Your reply should reproduce each entry exactly and contain no pictures.

Items from a data source:
· · ·
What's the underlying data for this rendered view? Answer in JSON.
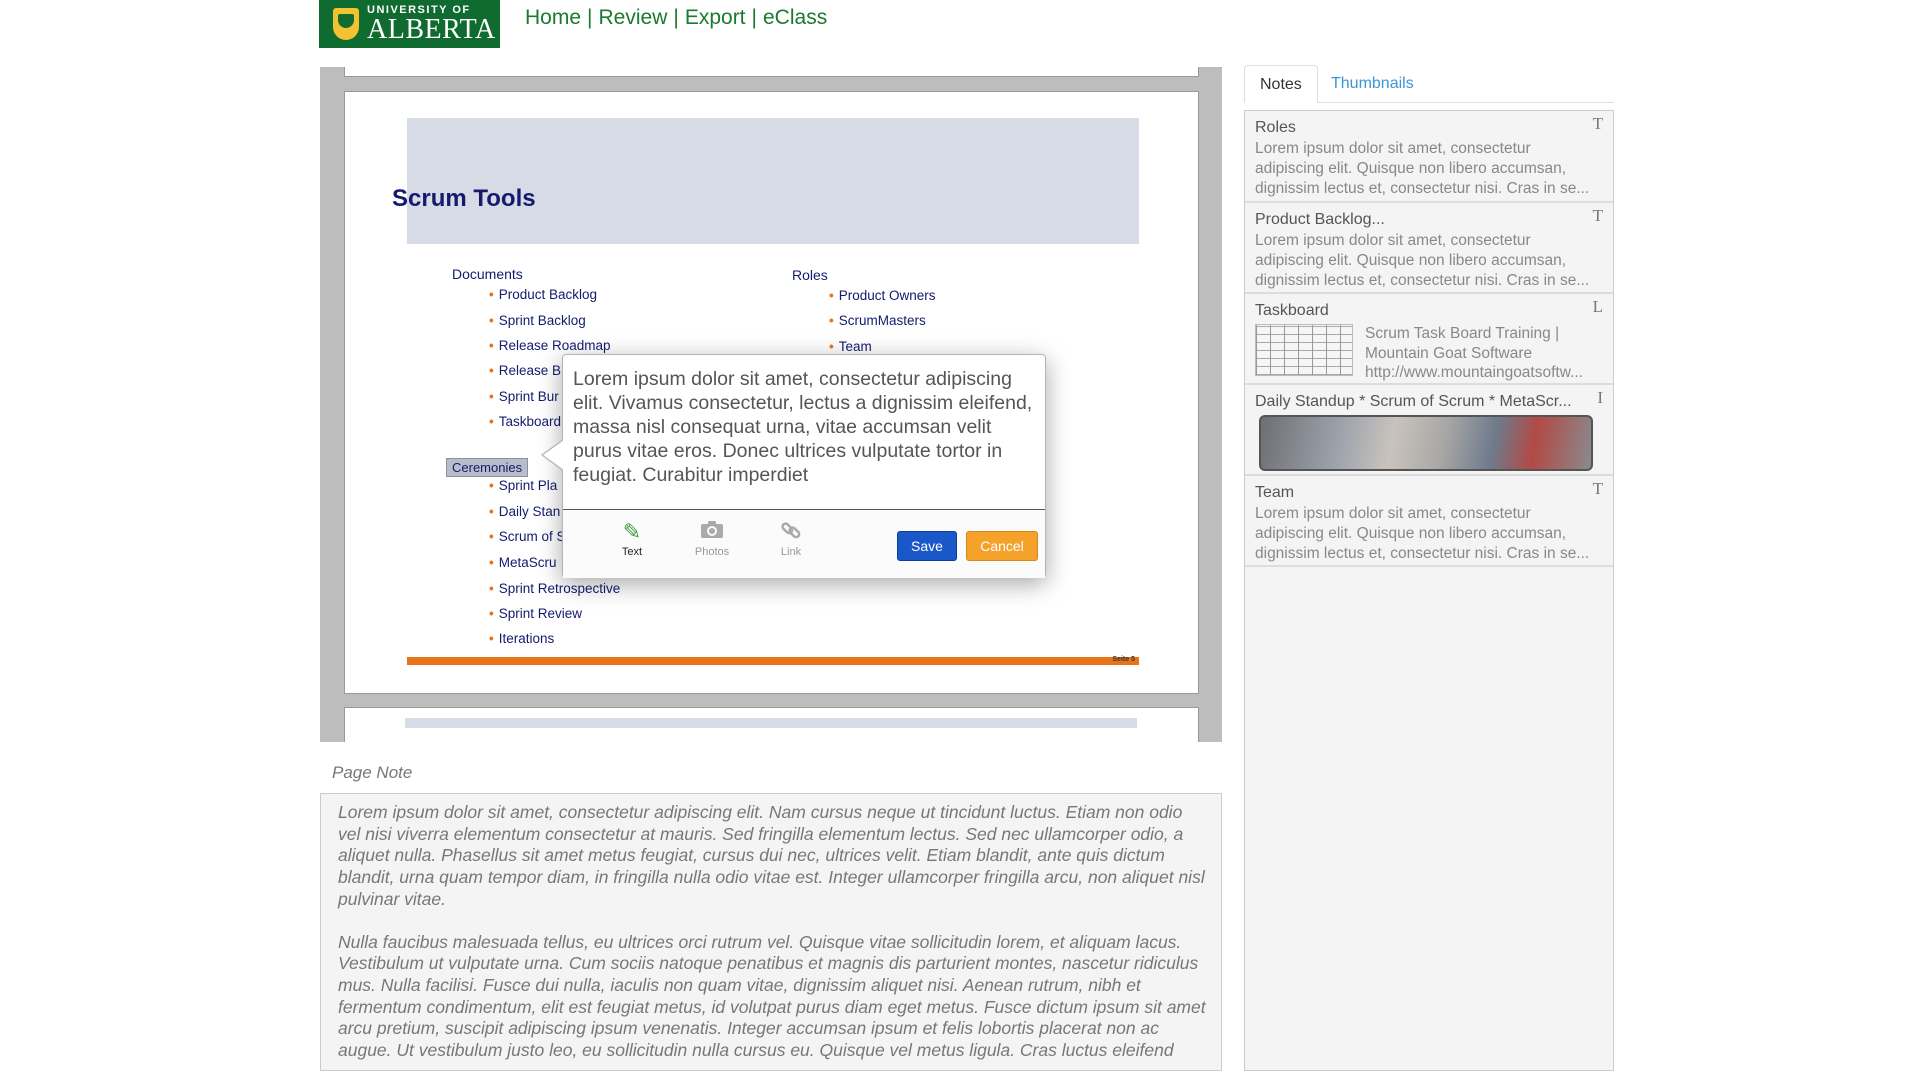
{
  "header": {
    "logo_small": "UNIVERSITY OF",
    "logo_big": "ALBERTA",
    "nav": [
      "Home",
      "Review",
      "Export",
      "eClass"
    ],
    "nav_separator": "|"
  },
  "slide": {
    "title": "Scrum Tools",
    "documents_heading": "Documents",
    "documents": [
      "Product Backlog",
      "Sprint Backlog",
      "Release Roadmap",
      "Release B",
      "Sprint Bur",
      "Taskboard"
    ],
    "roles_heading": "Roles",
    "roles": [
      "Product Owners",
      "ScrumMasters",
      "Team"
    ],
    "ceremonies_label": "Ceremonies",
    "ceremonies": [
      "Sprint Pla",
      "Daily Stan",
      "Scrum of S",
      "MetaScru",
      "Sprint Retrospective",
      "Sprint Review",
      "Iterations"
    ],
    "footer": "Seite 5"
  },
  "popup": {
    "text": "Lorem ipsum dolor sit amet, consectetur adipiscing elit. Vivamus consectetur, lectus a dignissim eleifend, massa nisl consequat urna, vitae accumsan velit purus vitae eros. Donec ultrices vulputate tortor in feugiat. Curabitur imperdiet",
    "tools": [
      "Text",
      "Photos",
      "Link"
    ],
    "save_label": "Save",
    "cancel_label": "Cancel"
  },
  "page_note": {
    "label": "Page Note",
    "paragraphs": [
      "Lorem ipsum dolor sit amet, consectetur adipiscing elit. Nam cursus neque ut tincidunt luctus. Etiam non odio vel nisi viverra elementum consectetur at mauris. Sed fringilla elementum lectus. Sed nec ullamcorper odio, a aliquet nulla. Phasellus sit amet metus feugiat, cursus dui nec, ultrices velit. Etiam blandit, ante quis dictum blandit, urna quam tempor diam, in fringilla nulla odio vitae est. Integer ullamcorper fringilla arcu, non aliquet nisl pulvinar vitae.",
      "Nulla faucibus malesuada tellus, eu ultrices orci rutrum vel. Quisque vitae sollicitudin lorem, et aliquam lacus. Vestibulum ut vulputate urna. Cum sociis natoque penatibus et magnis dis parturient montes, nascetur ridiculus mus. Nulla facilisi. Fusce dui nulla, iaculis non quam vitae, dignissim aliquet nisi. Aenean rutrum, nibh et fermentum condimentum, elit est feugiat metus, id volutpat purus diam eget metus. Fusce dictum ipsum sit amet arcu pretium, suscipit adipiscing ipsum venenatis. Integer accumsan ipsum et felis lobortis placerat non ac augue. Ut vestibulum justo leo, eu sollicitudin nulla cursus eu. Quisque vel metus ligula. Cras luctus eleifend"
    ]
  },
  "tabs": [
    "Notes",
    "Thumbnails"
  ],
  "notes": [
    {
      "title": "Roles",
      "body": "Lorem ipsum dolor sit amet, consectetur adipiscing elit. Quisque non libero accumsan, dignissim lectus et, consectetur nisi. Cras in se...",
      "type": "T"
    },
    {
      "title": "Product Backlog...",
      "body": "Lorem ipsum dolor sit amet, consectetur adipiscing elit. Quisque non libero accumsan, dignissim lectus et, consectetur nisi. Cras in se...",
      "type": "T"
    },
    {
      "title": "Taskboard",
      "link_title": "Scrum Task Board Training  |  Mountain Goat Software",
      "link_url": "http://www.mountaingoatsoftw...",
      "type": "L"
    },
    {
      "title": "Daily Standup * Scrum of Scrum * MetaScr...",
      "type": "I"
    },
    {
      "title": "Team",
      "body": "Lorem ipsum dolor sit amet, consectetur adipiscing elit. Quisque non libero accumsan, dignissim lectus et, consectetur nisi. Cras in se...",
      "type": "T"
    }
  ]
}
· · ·
§ **TASK RESULT**
What's the underlying data for this rendered view? Answer in JSON.
{
  "header": {
    "logo_small": "UNIVERSITY OF",
    "logo_big": "ALBERTA",
    "nav": [
      "Home",
      "Review",
      "Export",
      "eClass"
    ],
    "nav_separator": "|"
  },
  "slide": {
    "title": "Scrum Tools",
    "documents_heading": "Documents",
    "documents": [
      "Product Backlog",
      "Sprint Backlog",
      "Release Roadmap",
      "Release B",
      "Sprint Bur",
      "Taskboard"
    ],
    "roles_heading": "Roles",
    "roles": [
      "Product Owners",
      "ScrumMasters",
      "Team"
    ],
    "ceremonies_label": "Ceremonies",
    "ceremonies": [
      "Sprint Pla",
      "Daily Stan",
      "Scrum of S",
      "MetaScru",
      "Sprint Retrospective",
      "Sprint Review",
      "Iterations"
    ],
    "footer": "Seite 5"
  },
  "popup": {
    "text": "Lorem ipsum dolor sit amet, consectetur adipiscing elit. Vivamus consectetur, lectus a dignissim eleifend, massa nisl consequat urna, vitae accumsan velit purus vitae eros. Donec ultrices vulputate tortor in feugiat. Curabitur imperdiet",
    "tools": [
      "Text",
      "Photos",
      "Link"
    ],
    "save_label": "Save",
    "cancel_label": "Cancel"
  },
  "page_note": {
    "label": "Page Note",
    "paragraphs": [
      "Lorem ipsum dolor sit amet, consectetur adipiscing elit. Nam cursus neque ut tincidunt luctus. Etiam non odio vel nisi viverra elementum consectetur at mauris. Sed fringilla elementum lectus. Sed nec ullamcorper odio, a aliquet nulla. Phasellus sit amet metus feugiat, cursus dui nec, ultrices velit. Etiam blandit, ante quis dictum blandit, urna quam tempor diam, in fringilla nulla odio vitae est. Integer ullamcorper fringilla arcu, non aliquet nisl pulvinar vitae.",
      "Nulla faucibus malesuada tellus, eu ultrices orci rutrum vel. Quisque vitae sollicitudin lorem, et aliquam lacus. Vestibulum ut vulputate urna. Cum sociis natoque penatibus et magnis dis parturient montes, nascetur ridiculus mus. Nulla facilisi. Fusce dui nulla, iaculis non quam vitae, dignissim aliquet nisi. Aenean rutrum, nibh et fermentum condimentum, elit est feugiat metus, id volutpat purus diam eget metus. Fusce dictum ipsum sit amet arcu pretium, suscipit adipiscing ipsum venenatis. Integer accumsan ipsum et felis lobortis placerat non ac augue. Ut vestibulum justo leo, eu sollicitudin nulla cursus eu. Quisque vel metus ligula. Cras luctus eleifend"
    ]
  },
  "tabs": [
    "Notes",
    "Thumbnails"
  ],
  "notes": [
    {
      "title": "Roles",
      "body": "Lorem ipsum dolor sit amet, consectetur adipiscing elit. Quisque non libero accumsan, dignissim lectus et, consectetur nisi. Cras in se...",
      "type": "T"
    },
    {
      "title": "Product Backlog...",
      "body": "Lorem ipsum dolor sit amet, consectetur adipiscing elit. Quisque non libero accumsan, dignissim lectus et, consectetur nisi. Cras in se...",
      "type": "T"
    },
    {
      "title": "Taskboard",
      "link_title": "Scrum Task Board Training  |  Mountain Goat Software",
      "link_url": "http://www.mountaingoatsoftw...",
      "type": "L"
    },
    {
      "title": "Daily Standup * Scrum of Scrum * MetaScr...",
      "type": "I"
    },
    {
      "title": "Team",
      "body": "Lorem ipsum dolor sit amet, consectetur adipiscing elit. Quisque non libero accumsan, dignissim lectus et, consectetur nisi. Cras in se...",
      "type": "T"
    }
  ]
}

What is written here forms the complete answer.